Exploring the mechanisms of bacterial virulence and host defense during enteric infection in adult and neonatal mice

Seminar Details
Wednesday, May 15, 2019 - 9:00am to 10:00am


Gustavo Caballero, Ph.D.
Research Fellow (Nunez Lab)


5623 Med. Sci. II  (Wheeler Seminar Room)

Gabriel Nunez, Ph.D.

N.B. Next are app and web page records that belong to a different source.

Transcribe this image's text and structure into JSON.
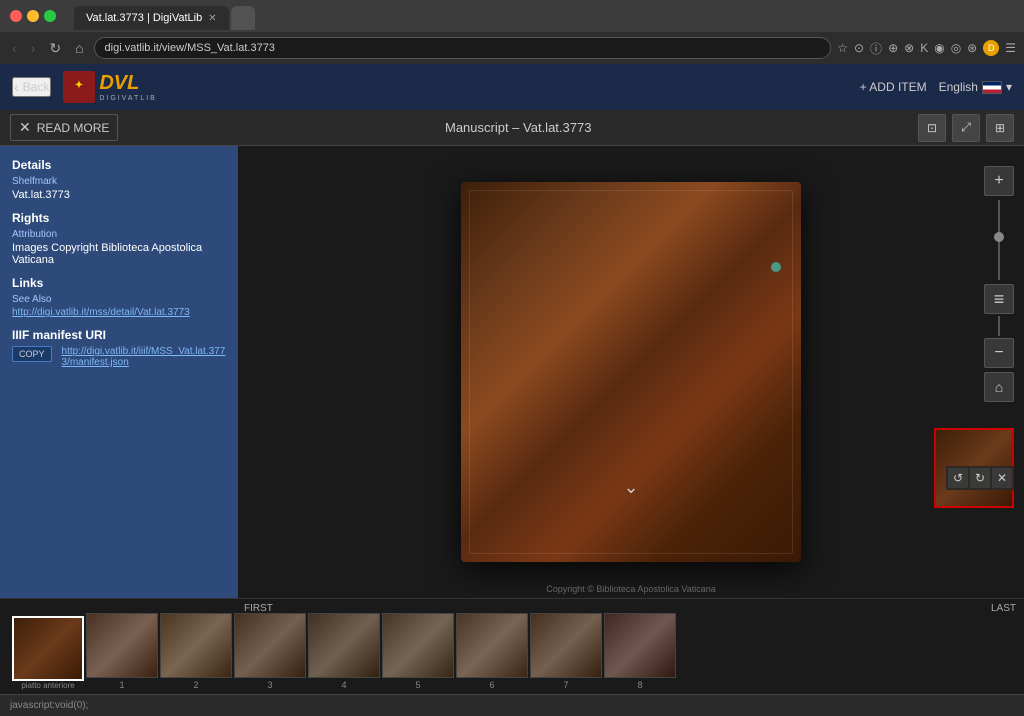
{
  "browser": {
    "tabs": [
      {
        "label": "Vat.lat.3773 | DigiVatLib",
        "active": true
      },
      {
        "label": "",
        "active": false
      }
    ],
    "url": "digi.vatlib.it/view/MSS_Vat.lat.3773",
    "profile_label": "Dot"
  },
  "header": {
    "back_label": "Back",
    "logo_text": "DVL",
    "logo_sub": "DIGIVATLIB",
    "add_item_label": "+ ADD ITEM",
    "language_label": "English"
  },
  "toolbar": {
    "read_more_label": "READ MORE",
    "title": "Manuscript – Vat.lat.3773"
  },
  "sidebar": {
    "details_heading": "Details",
    "shelfmark_label": "Shelfmark",
    "shelfmark_value": "Vat.lat.3773",
    "rights_heading": "Rights",
    "attribution_label": "Attribution",
    "attribution_value": "Images Copyright Biblioteca Apostolica Vaticana",
    "links_heading": "Links",
    "see_also_label": "See Also",
    "see_also_url": "http://digi.vatlib.it/mss/detail/Vat.lat.3773",
    "iiif_heading": "IIIF manifest URI",
    "copy_label": "COPY",
    "iiif_url": "http://digi.vatlib.it/iiif/MSS_Vat.lat.3773/manifest.json"
  },
  "thumbnails": {
    "first_label": "FIRST",
    "last_label": "LAST",
    "items": [
      {
        "num": "",
        "label": "piatto anteriore",
        "active": true
      },
      {
        "num": "1",
        "label": ""
      },
      {
        "num": "2",
        "label": ""
      },
      {
        "num": "3",
        "label": ""
      },
      {
        "num": "4",
        "label": ""
      },
      {
        "num": "5",
        "label": ""
      },
      {
        "num": "6",
        "label": ""
      },
      {
        "num": "7",
        "label": ""
      },
      {
        "num": "8",
        "label": ""
      }
    ]
  },
  "status_bar": {
    "text": "javascript:void(0);"
  },
  "copyright": "Copyright © Biblioteca Apostolica Vaticana"
}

Diarrheal disease is the second leading cause of child mortality and remains a major cause of adult morbidity worldwide, especially throughout developing countries. Diarrhea is usually the result of an infection in the intestinal tract, which can be caused by a variety of bacterial, viral and parasitic organisms. Among these, Enteropathogenic Escherichia coli (EPEC) and Enterohemorrhagic Escherichia coli (EHEC) are major causes of lethal infection and diarrheal disease in young children and adults, respectively. These pathogens induce ‘‘attaching and effacing’’ (A/E) lesions on the intestinal epithelium leading to transient enteritis or colitis in humans. Citrobacter rodentium has been extensively used as a surrogate model for studying the pathogenesis of human infections with EPEC and EHEC, for which there is no natural animal model of disease. Several studies have demonstrated the role of adaptive immunity in the control of C. rodentium infection, showing that pathogen-specific IgG antibodies are required for pathogen clearance and host survival in adult mice. However, the role of maternal IgG in neonatal host defense against C. rodentium remains poorly understood. Similarly, although it has been previously described that luminal C. rodentium are out competed by the gut microbiota during the eradication phase, the mechanisms by which the pathogen overcomes the colonization resistance imposed by the microbiota during early infection remain unclear. Using a maternal vaccination and neonatal infection model, we examined the mechanism by which maternal antibodies protect the offspring against C. rodentium. We show that maternal pathogen-specific IgG, delivered through breast milk into the neonatal intestinal lumen, plays a critical role in neonatal protection, and identified specific antigens for maternal vaccination and protection of the offspring. Using a robust high throughput approach, we have also evaluated the genetic determinants required for successful colonization of C. rodentium during early infection in the gut of adult mice.  Altogether, these studies provide important insight into the mechanisms of bacterial virulence, host defense and colonization resistance during infection in the gut both in adult and neonatal mice.